Thu Jan 27 2011

Building tubing straightener

I used some leftover maple and plywood from Van's shipping crates to make the housing of the straightener. The maple was only about 3/8 thick, so I had to glue several layers together.

Here's an in-progress image of the lower roller housing before the other tall side plate is glued on. You can see that there will be three rollers on the bottom.

Side plate glued, and rollers installed.

The top block has T nuts top and bottom for the jack screw. Normally you wouldn't use two T nuts in this arrangement, but I was hoping there would be some binding on the jack screw causing it to act as a locknut. Turns out it worked perfectly.

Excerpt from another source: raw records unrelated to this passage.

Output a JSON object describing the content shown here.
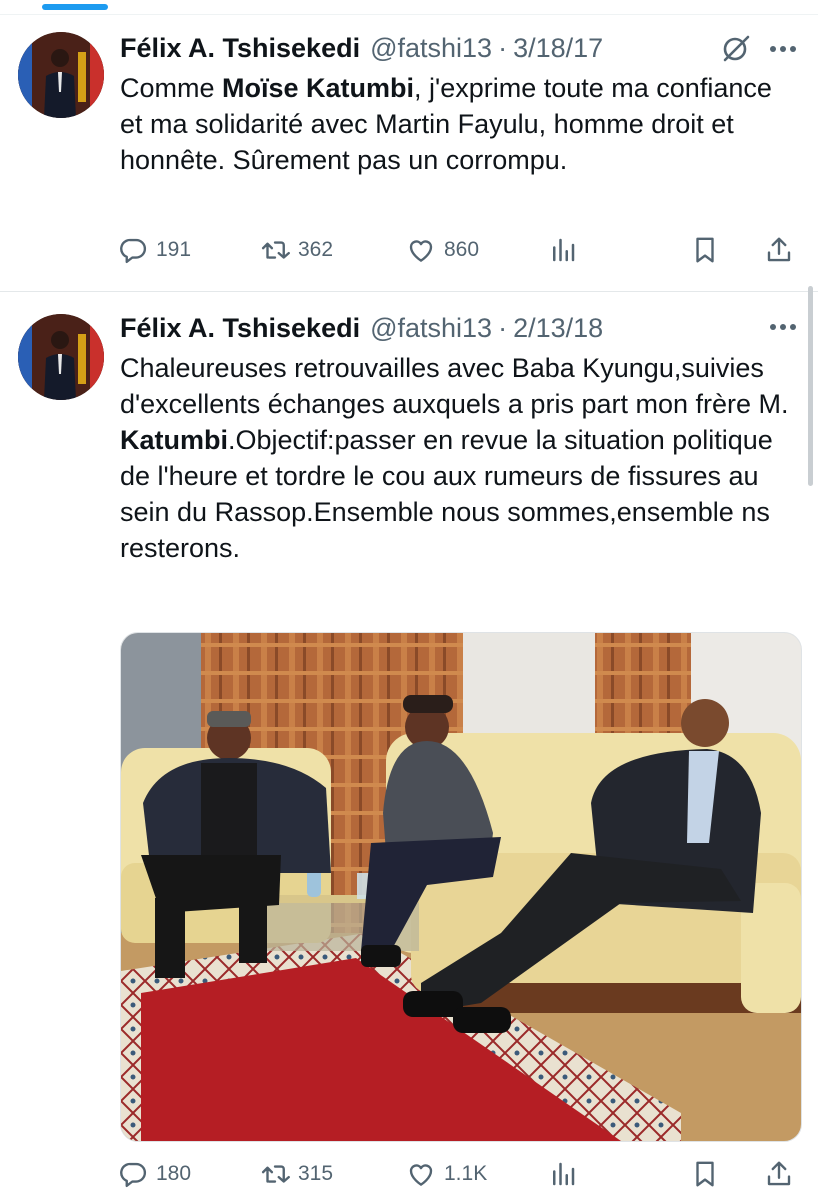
{
  "tweets": [
    {
      "author_name": "Félix A. Tshisekedi",
      "handle": "@fatshi13",
      "separator": "·",
      "date": "3/18/17",
      "text_parts": [
        "Comme ",
        "Moïse Katumbi",
        ", j'exprime toute ma confiance et ma solidarité avec Martin Fayulu, homme droit et honnête. Sûrement pas un corrompu."
      ],
      "replies": "191",
      "reposts": "362",
      "likes": "860"
    },
    {
      "author_name": "Félix A. Tshisekedi",
      "handle": "@fatshi13",
      "separator": "·",
      "date": "2/13/18",
      "text_parts": [
        "Chaleureuses retrouvailles avec Baba Kyungu,suivies d'excellents échanges auxquels a pris part mon frère M. ",
        "Katumbi",
        ".Objectif:passer en revue la situation politique de l'heure et tordre le cou aux rumeurs de fissures au sein du Rassop.Ensemble nous sommes,ensemble ns resterons."
      ],
      "replies": "180",
      "reposts": "315",
      "likes": "1.1K"
    }
  ],
  "icons": [
    "grok-icon",
    "more-icon",
    "reply-icon",
    "repost-icon",
    "like-icon",
    "views-icon",
    "bookmark-icon",
    "share-icon"
  ],
  "colors": {
    "accent": "#1d9bf0",
    "text": "#0f1419",
    "secondary": "#536471"
  }
}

The jack screw started it's life as a carriage bolt, but I cut the head off with a die grinder leaving just the square part to wrench on.

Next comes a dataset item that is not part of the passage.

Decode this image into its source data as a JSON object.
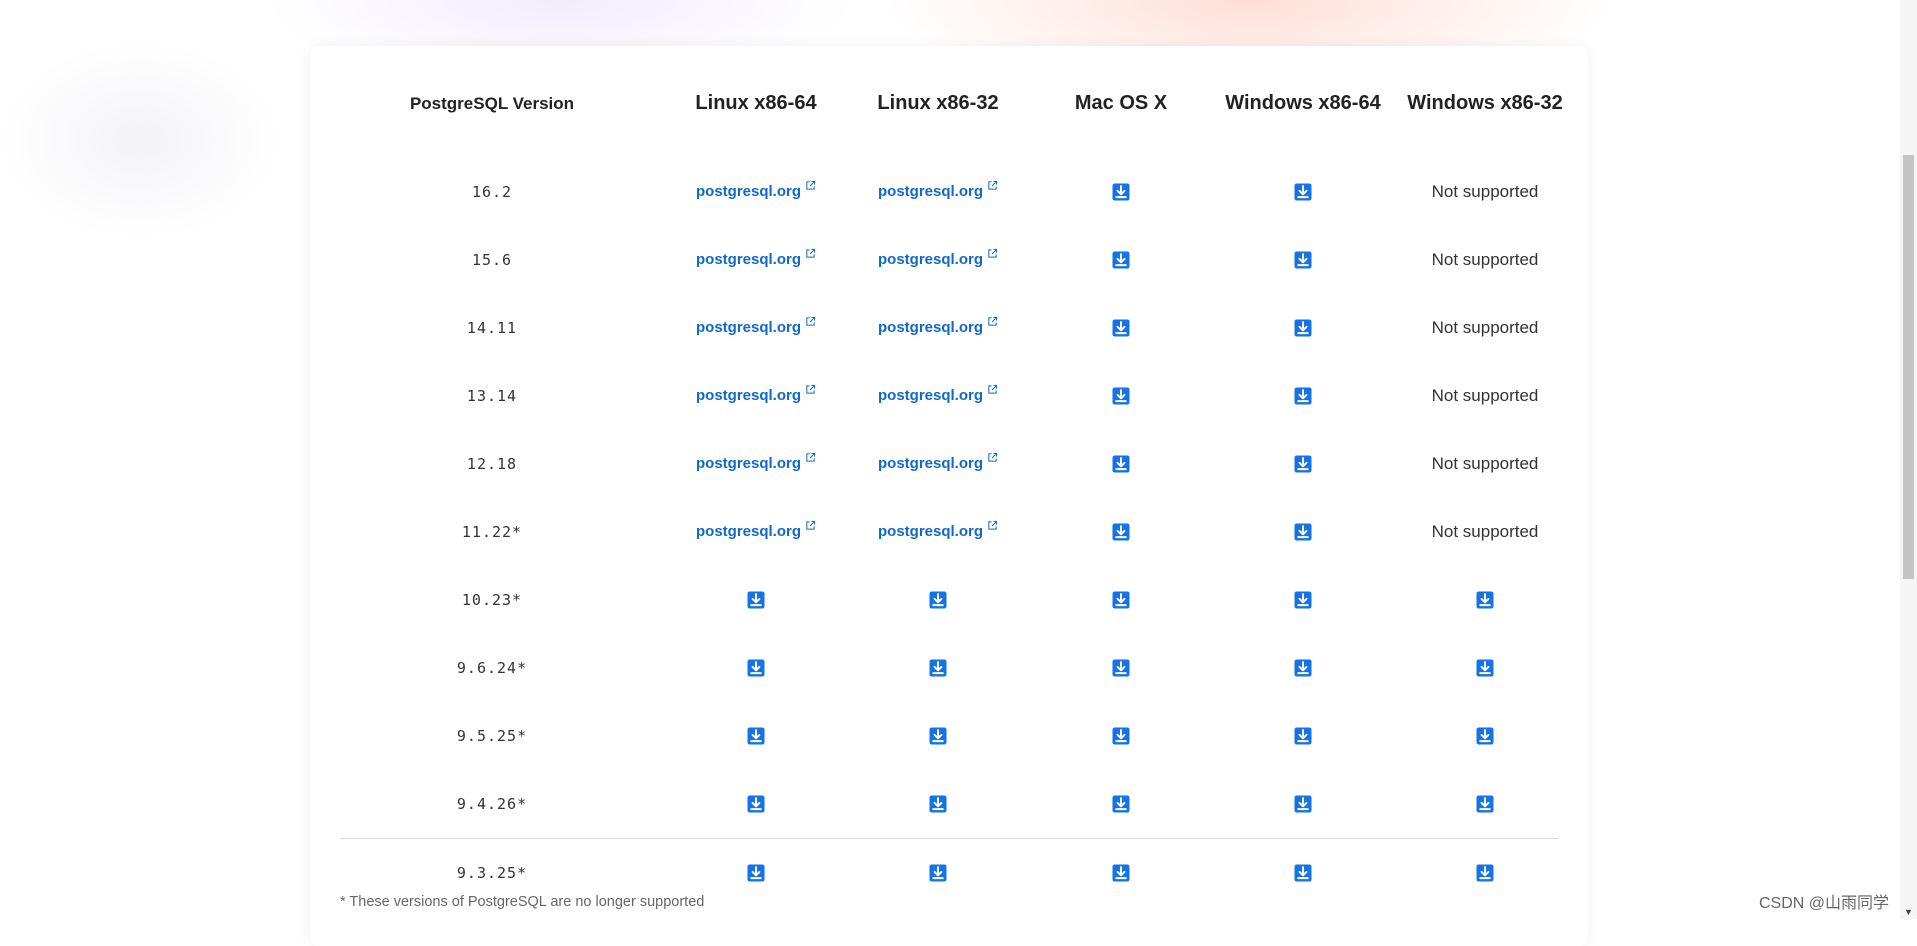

Here's the completed tubing straightener. It came out pretty well. Let's see if it works.

Hah! This thing rocks! I couldn't stop laughing when I tried it out. Very cool. The tubing isn't perfectly straight like extrusion, but it's definitely better than I can do by hand and it's really fast to use. And it was pretty cheap, too. $17 for the casters, and another $17 in hardware. Sure beats the $200 version.